“For the first time doing it, we had some good offensive zone time, good breakouts. We just want to bury a few more, but we only started working on it this morning. But we can build off this and hopefully keep getting better.”

With all of the greenbacks moolah cheddar simoleons the Rangers are playing Gaborik and Richards this season—they better produce on a nightly basis. GM Glen Sather and Co. are paying the duo $19.5 million this season alone. To put it in perspective, for that much money they could afford their entire defensive corps and still afford Shea Weber. No pressure there.

It’s exciting to think about Richards and Gaborik playing together for an entire season. Richards has been one of the premier playmakers in NHL since the lockout, while Gaborik has been one of the premier finishers over the same period of time. If they both can stay healthy (easier said than done), both are in line for career years. Assuming the Rangers have their best seasons, the Blueshirts fans should have plenty to cheer about this year.

Jagr shines in preseason debut with Flyers

Jaromir Jagr

The Flyers have had more changes than Philadelphia International Airport with all of their arrivals and departures this offseason. While former leaders were traded away and young prospects were acquired to eventually fill the void, the organization reminded everyone that they’re always in a “win-now” mode when they grabbed Jaromir Jagr on the open market. The biggest question mark was Jagr himself: which version of the former superstar was going to show up in the City of Brotherly love?

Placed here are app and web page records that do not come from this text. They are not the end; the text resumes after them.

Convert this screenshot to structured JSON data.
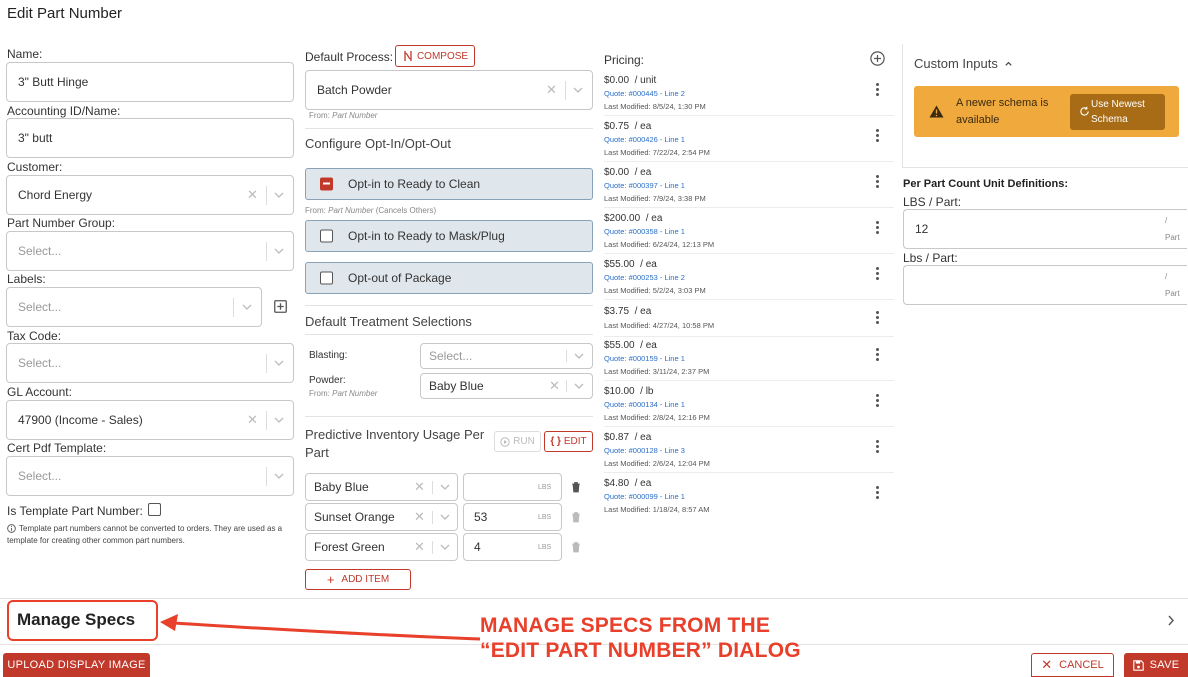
{
  "dialog": {
    "title": "Edit Part Number"
  },
  "left": {
    "name_label": "Name:",
    "name_value": "3\" Butt Hinge",
    "accounting_label": "Accounting ID/Name:",
    "accounting_value": "3\" butt",
    "customer_label": "Customer:",
    "customer_value": "Chord Energy",
    "group_label": "Part Number Group:",
    "group_placeholder": "Select...",
    "labels_label": "Labels:",
    "labels_placeholder": "Select...",
    "tax_label": "Tax Code:",
    "tax_placeholder": "Select...",
    "gl_label": "GL Account:",
    "gl_value": "47900 (Income - Sales)",
    "cert_label": "Cert Pdf Template:",
    "cert_placeholder": "Select...",
    "template_label": "Is Template Part Number:",
    "template_checked": false,
    "template_help": "Template part numbers cannot be converted to orders. They are used as a template for creating other common part numbers."
  },
  "middle": {
    "process_label": "Default Process:",
    "compose_label": "COMPOSE",
    "process_value": "Batch Powder",
    "process_from_prefix": "From:",
    "process_from_source": "Part Number",
    "optin_heading": "Configure Opt-In/Opt-Out",
    "options": [
      {
        "label": "Opt-in to Ready to Clean",
        "checked": true
      },
      {
        "label": "Opt-in to Ready to Mask/Plug",
        "checked": false
      },
      {
        "label": "Opt-out of Package",
        "checked": false
      }
    ],
    "option_from_prefix": "From:",
    "option_from_source": "Part Number",
    "option_from_note": "(Cancels Others)",
    "treatment_heading": "Default Treatment Selections",
    "blasting_label": "Blasting:",
    "blasting_placeholder": "Select...",
    "powder_label": "Powder:",
    "powder_value": "Baby Blue",
    "powder_from_prefix": "From:",
    "powder_from_source": "Part Number",
    "piu_heading_1": "Predictive Inventory Usage Per",
    "piu_heading_2": "Part",
    "run_label": "RUN",
    "edit_label": "EDIT",
    "inventory": [
      {
        "item": "Baby Blue",
        "qty": "",
        "unit": "LBS"
      },
      {
        "item": "Sunset Orange",
        "qty": "53",
        "unit": "LBS"
      },
      {
        "item": "Forest Green",
        "qty": "4",
        "unit": "LBS"
      }
    ],
    "add_item_label": "ADD ITEM"
  },
  "pricing": {
    "heading": "Pricing:",
    "rows": [
      {
        "price": "$0.00",
        "unit": "/ unit",
        "quote": "Quote: #000445 - Line 2",
        "modified": "Last Modified: 8/5/24, 1:30 PM"
      },
      {
        "price": "$0.75",
        "unit": "/ ea",
        "quote": "Quote: #000426 - Line 1",
        "modified": "Last Modified: 7/22/24, 2:54 PM"
      },
      {
        "price": "$0.00",
        "unit": "/ ea",
        "quote": "Quote: #000397 - Line 1",
        "modified": "Last Modified: 7/9/24, 3:38 PM"
      },
      {
        "price": "$200.00",
        "unit": "/ ea",
        "quote": "Quote: #000358 - Line 1",
        "modified": "Last Modified: 6/24/24, 12:13 PM"
      },
      {
        "price": "$55.00",
        "unit": "/ ea",
        "quote": "Quote: #000253 - Line 2",
        "modified": "Last Modified: 5/2/24, 3:03 PM"
      },
      {
        "price": "$3.75",
        "unit": "/ ea",
        "quote": "",
        "modified": "Last Modified: 4/27/24, 10:58 PM"
      },
      {
        "price": "$55.00",
        "unit": "/ ea",
        "quote": "Quote: #000159 - Line 1",
        "modified": "Last Modified: 3/11/24, 2:37 PM"
      },
      {
        "price": "$10.00",
        "unit": "/ lb",
        "quote": "Quote: #000134 - Line 1",
        "modified": "Last Modified: 2/8/24, 12:16 PM"
      },
      {
        "price": "$0.87",
        "unit": "/ ea",
        "quote": "Quote: #000128 - Line 3",
        "modified": "Last Modified: 2/6/24, 12:04 PM"
      },
      {
        "price": "$4.80",
        "unit": "/ ea",
        "quote": "Quote: #000099 - Line 1",
        "modified": "Last Modified: 1/18/24, 8:57 AM"
      }
    ]
  },
  "right": {
    "custom_inputs_heading": "Custom Inputs",
    "schema_notice": "A newer schema is available",
    "use_newest_label": "Use Newest Schema",
    "unit_defs_heading": "Per Part Count Unit Definitions:",
    "lbs_label": "LBS / Part:",
    "lbs_value": "12",
    "lbs2_label": "Lbs / Part:",
    "lbs2_value": "",
    "unit_suffix_slash": "/",
    "unit_suffix_part": "Part"
  },
  "footer": {
    "manage_specs": "Manage Specs",
    "upload_label": "UPLOAD DISPLAY IMAGE",
    "cancel_label": "CANCEL",
    "save_label": "SAVE"
  },
  "annotation": {
    "line1": "MANAGE SPECS FROM THE",
    "line2": "“EDIT PART NUMBER” DIALOG",
    "color": "#e8402b"
  },
  "colors": {
    "accent": "#c0392b",
    "warning": "#f0a93c",
    "link": "#2a6fc9"
  }
}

If the Czech’s first preseason game is a hint of things to come, Flyers fans should be positively giddy. And Penguins fans should start throwing things.

Jagr exceeded just about all expectations in his first game on NHL ice since the 2007-08 season. He had a goal and an assist in his first period as a member of the Flyers as Philadelphia beat the Red Wings 3-1 in Detroit. Actually, he scored two points within a 52-second span in his first period in the orange and black. The scary part? He wasn’t happy with his performance. From CSNPhilly.com:

“It was worse than I expected – the game is too quick for me; I have to get better,” Jagr said, laughing. “It’s different, the skating. We still have two weeks to learn.”

“We had some shifts with a little cycle. That’s the way I wanted to play. That’s my game. But still, it’s first time we play together and we need to get used to each other.”

Jagr was probably the only one who wasn’t impressed by his performance.

Before the game, Jagr had explained that his biggest concern was finding his timing on the different ice surface with NHL players. In theory, it’s a logical concern for a player who has spent the last three seasons in Europe where the ice is bigger, the players aren’t quite as good, and the systems are much different. In practice, Jagr showed that the NHL game for him is just like riding a bike—all he had to do was hop on and the rest would come back to him.

Early on in training camp, Flyers coach Peter Laviolette has put Jagr on the same line with Claude Giroux and James van Riemsdyk. The pair of Flyers youngsters proved in the playoffs last season they have chemistry and are on the verge of becoming one of the breakout duos in the entire league. On Friday night, Jagr proved that the dangerous duo may in fact turn into a terrific trio. Even without Giroux, Jagr repeatedly created chances for van Riemsdyk throughout the game.

So much for it taking time to remember the North American game.

The 82-game season is more a marathon than a sprint. Jagr will have ample opportunity to prove that he still has what it takes at the NHL level. If anything, he’ll have to prove that he’s up to the physical (and mental) rigors of the seven-month regular season. Rangers and Capitals fans will tell you that he mailed it in more than a few times in his last handful of seasons in North America. But when he’s motivated, he’s proven throughout his career than he’s one of the all-time greats.

On Friday, he showed that he still has a little bit in the tank. Both skill—and motivation.